Another option to derail statehood recognition would be if the Israelis and Palestinians began good faith, meaningful peace negotiations before September.. 

Recent Events 

Recent events around the world might possibly persuade Israel to restart peace negotiations. Consider, rival Palestinian factions Hamas and Fatah are reportedly near a reconciliation. These two organizations were bitter adversaries for four years, but agreed in April to reconcile after a series of secret meetings brokered by Egypt. If the deal holds, will this put them on a collision course with Israel? 

After four years, Egypt reopened the border with the Gaza Strip. By doing so, Egypt has stopped enforcing the four-year Israeli blockade. The border opening did not remove all the restrictions. Under then President Hosnni Mubarak, the securing of the border was Egypt's decision to place the partnership with Israel and the U.S. ahead of solidarity with fellow Muslims in Gaza. Opening the border may signal an end or at least significantly change Egypt's relationship with Israel. 

After its ministerial meeting on May 28, the Arab League announced plans to ask the U.N. to grant full membership to a Palestinian state based on borders with Israel that existed before the 1967 Middle East war. The Arab League, or the League of Arab States, was formed in Cairo in 1945 and currently has 22 members and four observers. The members include Egypt, Saudi Arabia, Iraq, Jordan, Lebanon, Syria, and Yemen. Maybe, the Arab states will finally exert more influence on the Israeli-Palestinian issue. Of course, many Arab League members, e.g., Syria and Yemen, are dealing with their own domestic problems. 

On May 31, 2010, the Turkish aid ship the Mavi Marmara -- part of the "Freedom Flotilla" -- was attacked by Israeli commandos and nine activists died in the raid. Israel was forced to ease the blockade because of the international furor over the raid. The raid strained relations between Israel and Turkey.
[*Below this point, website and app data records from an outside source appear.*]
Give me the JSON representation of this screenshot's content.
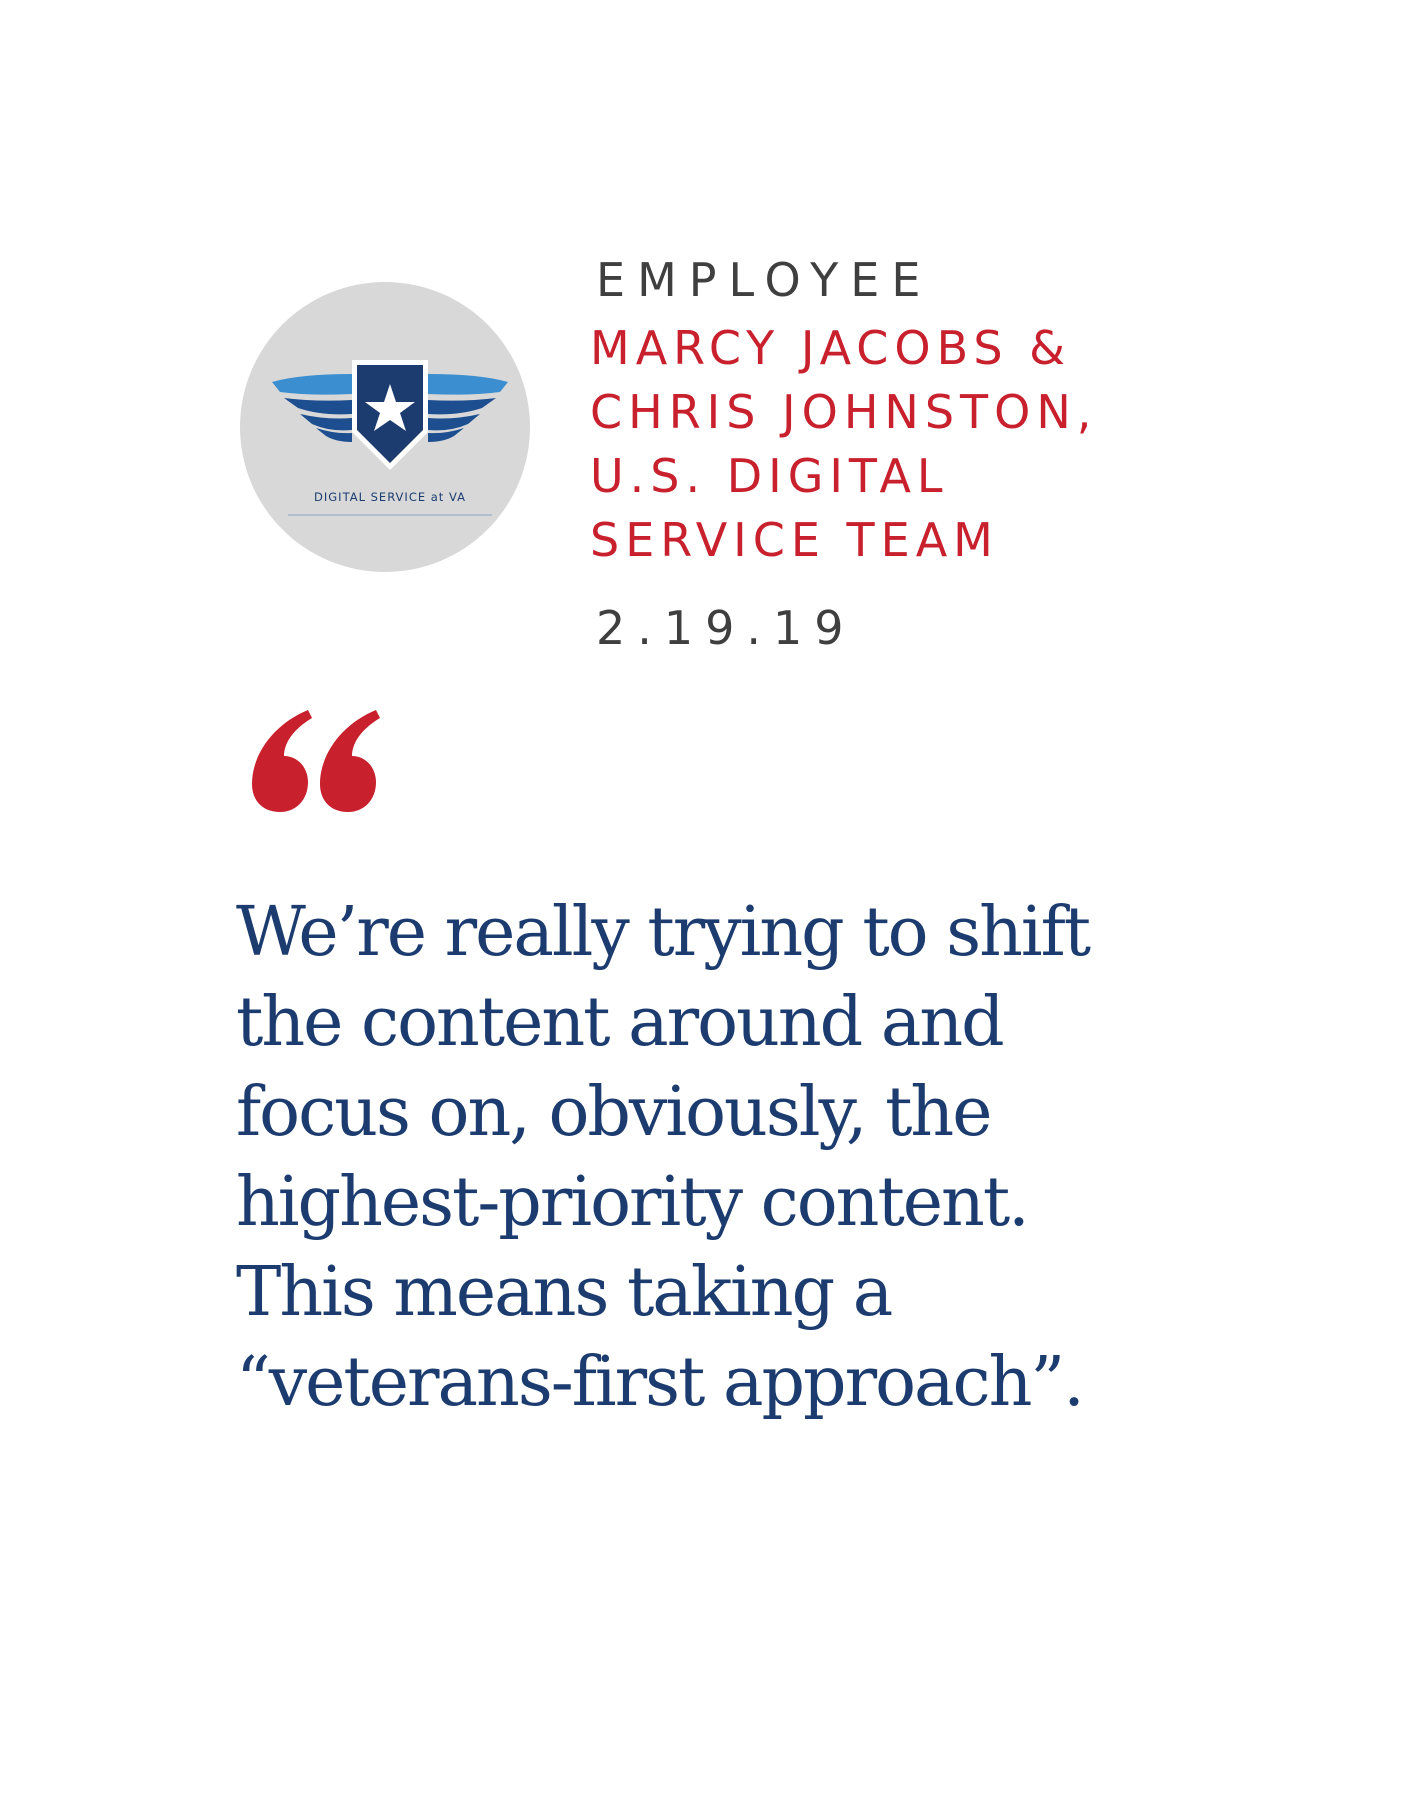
{
  "logo": {
    "caption": "DIGITAL SERVICE at VA",
    "icon": "winged-shield-star-icon",
    "colors": {
      "circle": "#d8d8d9",
      "wing_light": "#3b8fd0",
      "wing_dark": "#1d4e8f",
      "shield": "#1c3c70",
      "star": "#ffffff"
    }
  },
  "header": {
    "label": "EMPLOYEE",
    "name_lines": [
      "MARCY JACOBS &",
      "CHRIS JOHNSTON,",
      "U.S. DIGITAL",
      "SERVICE TEAM"
    ],
    "date": "2.19.19"
  },
  "quote": {
    "icon": "open-quote-icon",
    "lines": [
      "We’re really trying to shift",
      "the content around and",
      "focus on, obviously, the",
      "highest-priority content.",
      "This means taking a",
      "“veterans-first approach”."
    ]
  },
  "colors": {
    "accent_red": "#c8202c",
    "quote_blue": "#1c3c70",
    "label_gray": "#3f3f3f"
  }
}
Turkey is seeking an Israeli apology and compensation for the slain activists' families. 

Sometime this month, "Freedom Flotilla 2" is scheduled to set sail for Gaza, carrying various forms of humanitarian aid, including medical, school, and construction materials. This second flotilla will consist of 15 ships, including the Mavi Marmara, and sail from Istanbul. In addition, ships will leave from several European countries, carrying as many as 1,500 humanitarian activists as passengers. Israel will be in the spotlight again on the eve of the September U.N. vote. 


Clearly, pressure is being applied on Israel by the international community. But the U.S. will probably continue to be Israel's ally at the U.N. and exercise its veto on Palestinian statehood. Hopefully, the mere possibility of a humiliating vote in the General Assembly will embarrass Israel enough to bring it back to the negotiation table. But Israel does not embarrass easily, especially with the U.S. in its pocket. 

If a Palestinian statehood resolution does not pass, then Palestine will have to negotiate with Israel to attain statehood with defined borders. Given Israel's intransigence, good faith negotiations may never happen. Thus, the U.N. vote may be Palestine's last hurrah. But then again, anything can happen between now and September.